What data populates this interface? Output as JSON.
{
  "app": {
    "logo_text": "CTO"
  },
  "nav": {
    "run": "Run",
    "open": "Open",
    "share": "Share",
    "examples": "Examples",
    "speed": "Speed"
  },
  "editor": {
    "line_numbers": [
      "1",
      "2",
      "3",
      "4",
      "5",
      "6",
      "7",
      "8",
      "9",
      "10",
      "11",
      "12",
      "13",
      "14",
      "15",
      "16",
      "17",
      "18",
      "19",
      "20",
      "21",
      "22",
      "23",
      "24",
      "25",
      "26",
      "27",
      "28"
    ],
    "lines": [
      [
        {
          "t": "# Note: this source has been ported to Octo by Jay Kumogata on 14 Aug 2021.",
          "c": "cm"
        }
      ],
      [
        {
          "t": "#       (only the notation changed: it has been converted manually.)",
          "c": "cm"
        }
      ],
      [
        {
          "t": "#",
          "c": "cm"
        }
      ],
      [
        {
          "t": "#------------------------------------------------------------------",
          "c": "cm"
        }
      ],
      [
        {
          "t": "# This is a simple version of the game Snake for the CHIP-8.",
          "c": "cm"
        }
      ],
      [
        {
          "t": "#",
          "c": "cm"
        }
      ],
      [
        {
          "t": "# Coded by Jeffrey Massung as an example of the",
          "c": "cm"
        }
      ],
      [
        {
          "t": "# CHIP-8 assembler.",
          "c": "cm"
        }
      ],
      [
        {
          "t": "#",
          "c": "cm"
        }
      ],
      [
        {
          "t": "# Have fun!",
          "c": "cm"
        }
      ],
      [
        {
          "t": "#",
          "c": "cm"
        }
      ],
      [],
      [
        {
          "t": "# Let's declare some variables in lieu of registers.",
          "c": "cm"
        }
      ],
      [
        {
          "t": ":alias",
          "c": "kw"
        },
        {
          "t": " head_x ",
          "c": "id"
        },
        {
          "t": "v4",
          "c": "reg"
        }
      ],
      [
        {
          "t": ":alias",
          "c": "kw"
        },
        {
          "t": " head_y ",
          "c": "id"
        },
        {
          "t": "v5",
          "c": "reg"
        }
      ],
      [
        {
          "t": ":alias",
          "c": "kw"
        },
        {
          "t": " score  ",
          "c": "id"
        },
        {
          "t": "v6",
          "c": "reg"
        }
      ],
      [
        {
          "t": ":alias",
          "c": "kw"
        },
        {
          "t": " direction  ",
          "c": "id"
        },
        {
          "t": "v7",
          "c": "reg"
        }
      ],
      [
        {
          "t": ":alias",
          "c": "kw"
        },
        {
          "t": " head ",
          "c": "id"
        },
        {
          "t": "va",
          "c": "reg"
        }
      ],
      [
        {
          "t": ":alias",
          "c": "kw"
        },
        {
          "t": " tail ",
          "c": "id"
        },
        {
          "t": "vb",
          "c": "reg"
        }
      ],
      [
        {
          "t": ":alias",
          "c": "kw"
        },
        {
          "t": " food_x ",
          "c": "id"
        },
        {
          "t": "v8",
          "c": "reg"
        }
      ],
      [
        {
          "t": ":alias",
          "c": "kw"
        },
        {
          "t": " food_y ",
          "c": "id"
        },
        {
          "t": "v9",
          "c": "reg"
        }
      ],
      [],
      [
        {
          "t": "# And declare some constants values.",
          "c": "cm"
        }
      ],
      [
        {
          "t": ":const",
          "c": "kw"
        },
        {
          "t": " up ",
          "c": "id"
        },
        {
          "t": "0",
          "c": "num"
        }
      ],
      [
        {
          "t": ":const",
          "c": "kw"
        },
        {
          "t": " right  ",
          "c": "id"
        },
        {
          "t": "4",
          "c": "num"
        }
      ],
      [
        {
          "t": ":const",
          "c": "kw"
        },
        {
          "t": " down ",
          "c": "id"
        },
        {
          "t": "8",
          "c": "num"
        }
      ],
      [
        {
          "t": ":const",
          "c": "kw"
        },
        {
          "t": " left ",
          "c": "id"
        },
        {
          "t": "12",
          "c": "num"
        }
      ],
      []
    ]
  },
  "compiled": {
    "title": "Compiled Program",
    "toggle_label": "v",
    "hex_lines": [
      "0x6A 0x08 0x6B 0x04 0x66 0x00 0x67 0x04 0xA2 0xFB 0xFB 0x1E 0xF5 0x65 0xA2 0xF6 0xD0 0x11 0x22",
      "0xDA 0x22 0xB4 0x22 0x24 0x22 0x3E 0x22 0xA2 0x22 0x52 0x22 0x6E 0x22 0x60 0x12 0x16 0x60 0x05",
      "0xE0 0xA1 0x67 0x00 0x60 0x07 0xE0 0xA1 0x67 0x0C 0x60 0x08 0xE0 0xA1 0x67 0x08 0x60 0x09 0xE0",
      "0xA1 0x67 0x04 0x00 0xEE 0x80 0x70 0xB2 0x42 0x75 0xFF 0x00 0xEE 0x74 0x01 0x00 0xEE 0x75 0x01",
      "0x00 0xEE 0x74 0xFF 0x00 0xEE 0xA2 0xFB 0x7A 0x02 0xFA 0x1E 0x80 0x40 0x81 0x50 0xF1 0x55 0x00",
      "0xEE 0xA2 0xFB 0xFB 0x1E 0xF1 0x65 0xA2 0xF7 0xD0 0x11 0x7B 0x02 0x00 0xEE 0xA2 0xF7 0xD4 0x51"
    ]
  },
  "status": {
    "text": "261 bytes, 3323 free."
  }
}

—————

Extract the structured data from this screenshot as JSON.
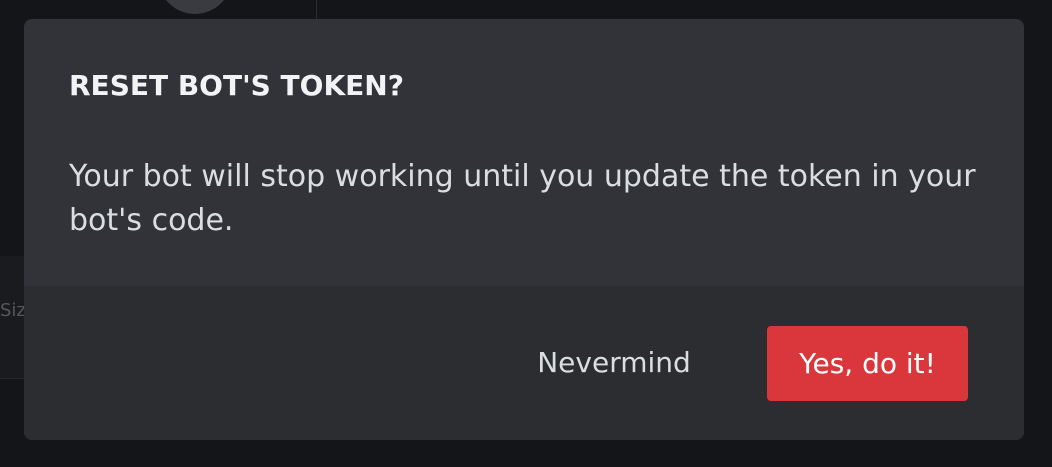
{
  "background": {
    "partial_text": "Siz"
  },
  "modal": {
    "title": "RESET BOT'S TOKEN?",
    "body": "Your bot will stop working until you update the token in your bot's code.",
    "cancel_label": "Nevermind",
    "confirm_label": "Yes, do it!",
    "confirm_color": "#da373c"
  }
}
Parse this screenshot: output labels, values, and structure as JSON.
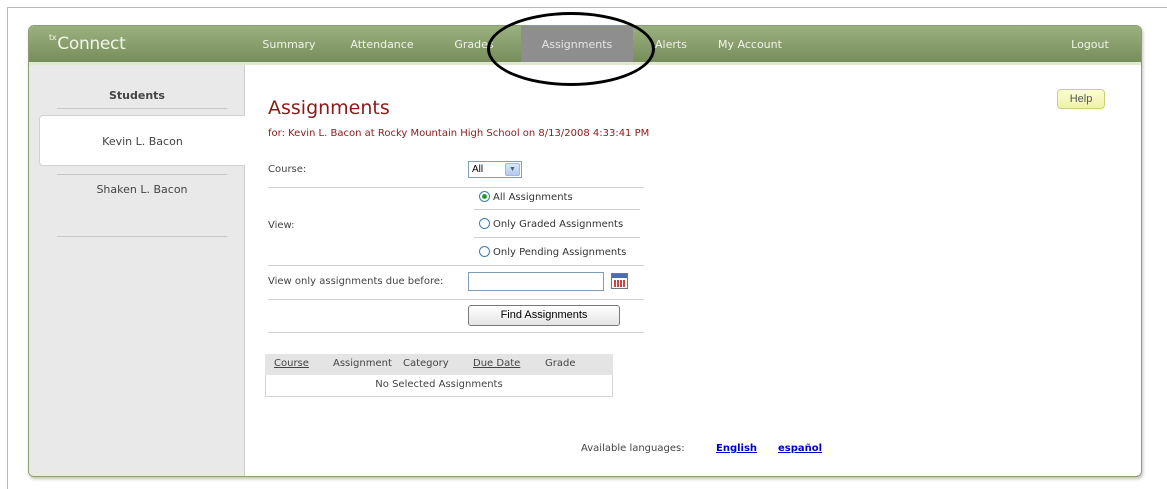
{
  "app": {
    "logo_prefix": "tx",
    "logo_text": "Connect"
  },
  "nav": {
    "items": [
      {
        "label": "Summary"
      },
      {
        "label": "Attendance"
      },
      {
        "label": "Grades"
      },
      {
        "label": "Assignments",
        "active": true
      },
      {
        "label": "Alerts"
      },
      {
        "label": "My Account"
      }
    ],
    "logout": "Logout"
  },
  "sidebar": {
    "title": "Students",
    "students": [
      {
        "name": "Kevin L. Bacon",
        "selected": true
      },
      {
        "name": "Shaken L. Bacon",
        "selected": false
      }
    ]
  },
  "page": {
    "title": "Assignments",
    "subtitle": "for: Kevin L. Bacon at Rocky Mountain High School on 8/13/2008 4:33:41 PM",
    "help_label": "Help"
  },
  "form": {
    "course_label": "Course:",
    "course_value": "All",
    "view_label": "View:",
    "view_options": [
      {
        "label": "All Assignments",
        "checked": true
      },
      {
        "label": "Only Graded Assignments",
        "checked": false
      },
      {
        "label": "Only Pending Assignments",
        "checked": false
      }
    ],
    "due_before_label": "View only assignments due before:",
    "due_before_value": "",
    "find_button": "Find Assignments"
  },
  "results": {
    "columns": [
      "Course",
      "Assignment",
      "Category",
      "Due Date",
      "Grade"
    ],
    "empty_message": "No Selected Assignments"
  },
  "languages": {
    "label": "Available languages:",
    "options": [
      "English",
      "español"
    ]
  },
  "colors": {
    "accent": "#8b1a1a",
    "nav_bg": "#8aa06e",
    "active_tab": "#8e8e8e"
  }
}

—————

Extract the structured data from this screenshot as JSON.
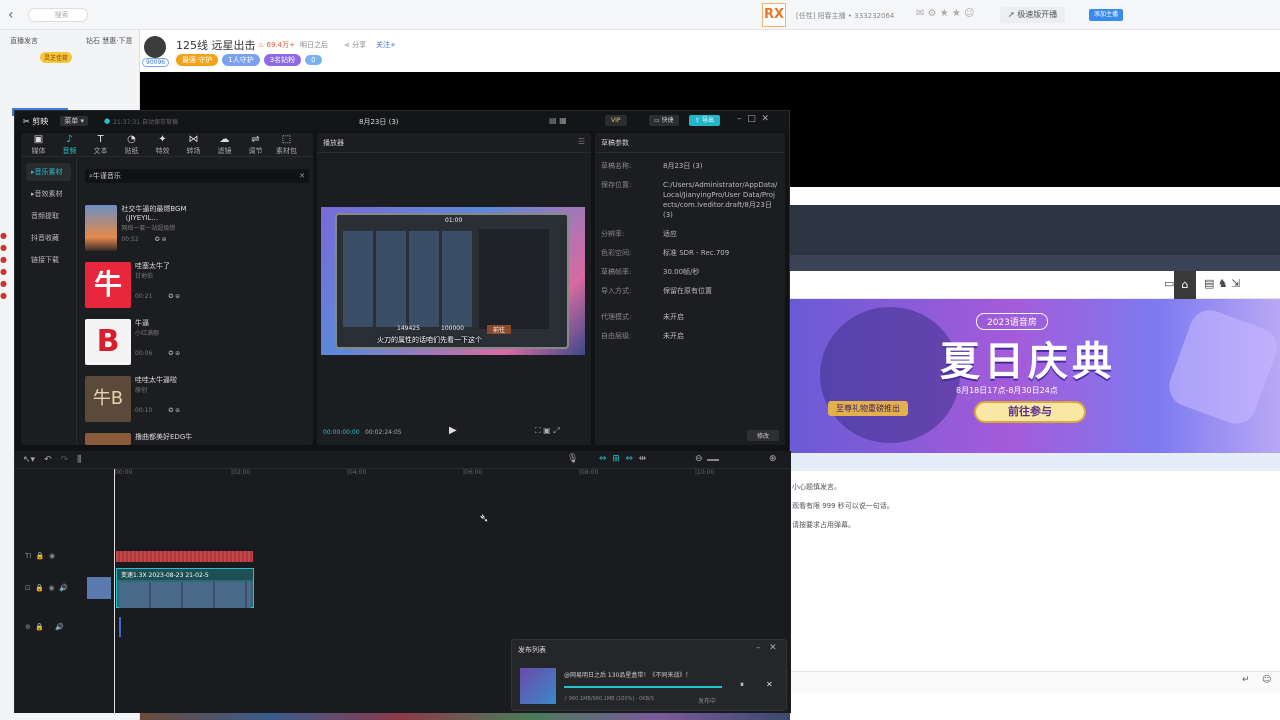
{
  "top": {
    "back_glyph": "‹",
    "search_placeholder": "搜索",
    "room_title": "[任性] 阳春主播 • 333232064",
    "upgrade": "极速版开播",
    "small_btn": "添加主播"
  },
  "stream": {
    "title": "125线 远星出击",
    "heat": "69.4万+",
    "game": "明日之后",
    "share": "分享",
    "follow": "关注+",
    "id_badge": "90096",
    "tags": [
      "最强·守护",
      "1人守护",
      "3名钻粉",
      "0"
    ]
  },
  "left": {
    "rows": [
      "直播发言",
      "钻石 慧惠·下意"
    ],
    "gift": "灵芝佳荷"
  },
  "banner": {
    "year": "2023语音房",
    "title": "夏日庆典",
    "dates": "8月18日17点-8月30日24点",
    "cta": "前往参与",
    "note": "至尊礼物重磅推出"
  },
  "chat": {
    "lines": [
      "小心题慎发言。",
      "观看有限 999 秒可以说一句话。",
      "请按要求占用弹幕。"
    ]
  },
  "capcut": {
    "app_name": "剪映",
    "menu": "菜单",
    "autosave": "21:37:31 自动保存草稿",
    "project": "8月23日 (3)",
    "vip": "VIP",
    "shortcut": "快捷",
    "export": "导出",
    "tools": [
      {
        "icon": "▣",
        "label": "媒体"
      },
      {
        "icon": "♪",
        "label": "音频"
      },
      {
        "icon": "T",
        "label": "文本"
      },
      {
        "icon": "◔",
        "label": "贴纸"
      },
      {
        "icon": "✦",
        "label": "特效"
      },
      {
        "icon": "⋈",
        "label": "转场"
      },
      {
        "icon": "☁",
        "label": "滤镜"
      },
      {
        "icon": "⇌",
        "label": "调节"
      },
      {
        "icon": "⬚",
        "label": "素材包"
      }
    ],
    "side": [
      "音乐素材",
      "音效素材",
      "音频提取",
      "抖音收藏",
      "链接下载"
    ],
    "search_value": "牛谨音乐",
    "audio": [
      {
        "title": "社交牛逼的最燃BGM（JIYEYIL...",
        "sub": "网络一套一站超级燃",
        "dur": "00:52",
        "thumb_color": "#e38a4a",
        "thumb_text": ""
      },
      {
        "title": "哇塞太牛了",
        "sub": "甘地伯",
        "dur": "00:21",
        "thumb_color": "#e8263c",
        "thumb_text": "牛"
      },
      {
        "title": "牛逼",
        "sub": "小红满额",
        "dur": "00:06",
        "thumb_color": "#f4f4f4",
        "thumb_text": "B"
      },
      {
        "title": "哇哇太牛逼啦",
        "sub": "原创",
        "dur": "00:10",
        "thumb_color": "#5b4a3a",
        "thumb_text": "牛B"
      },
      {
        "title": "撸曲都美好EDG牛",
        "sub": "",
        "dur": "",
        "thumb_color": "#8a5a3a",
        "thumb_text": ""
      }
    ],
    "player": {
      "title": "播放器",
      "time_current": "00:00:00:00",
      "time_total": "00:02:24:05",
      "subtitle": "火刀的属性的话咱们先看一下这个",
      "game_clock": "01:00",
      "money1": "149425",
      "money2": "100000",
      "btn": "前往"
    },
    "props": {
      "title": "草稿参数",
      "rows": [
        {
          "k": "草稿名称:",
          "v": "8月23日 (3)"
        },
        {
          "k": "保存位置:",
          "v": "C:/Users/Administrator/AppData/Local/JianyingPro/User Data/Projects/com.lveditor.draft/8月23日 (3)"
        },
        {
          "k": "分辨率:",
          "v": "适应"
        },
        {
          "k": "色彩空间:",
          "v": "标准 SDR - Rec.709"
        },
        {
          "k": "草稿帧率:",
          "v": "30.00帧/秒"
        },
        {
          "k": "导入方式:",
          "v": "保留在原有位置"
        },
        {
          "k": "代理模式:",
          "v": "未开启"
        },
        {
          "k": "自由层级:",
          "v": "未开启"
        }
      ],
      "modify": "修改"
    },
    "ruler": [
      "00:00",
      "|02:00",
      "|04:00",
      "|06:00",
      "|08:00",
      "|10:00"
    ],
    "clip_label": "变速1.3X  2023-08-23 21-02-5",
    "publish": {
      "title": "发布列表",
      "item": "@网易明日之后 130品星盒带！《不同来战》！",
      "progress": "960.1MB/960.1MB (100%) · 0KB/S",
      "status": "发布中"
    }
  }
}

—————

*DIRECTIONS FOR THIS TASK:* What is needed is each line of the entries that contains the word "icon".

*RESULT:*
        "icon": "▣",
        "icon": "♪",
        "icon": "T",
        "icon": "◔",
        "icon": "✦",
        "icon": "⋈",
        "icon": "☁",
        "icon": "⇌",
        "icon": "⬚",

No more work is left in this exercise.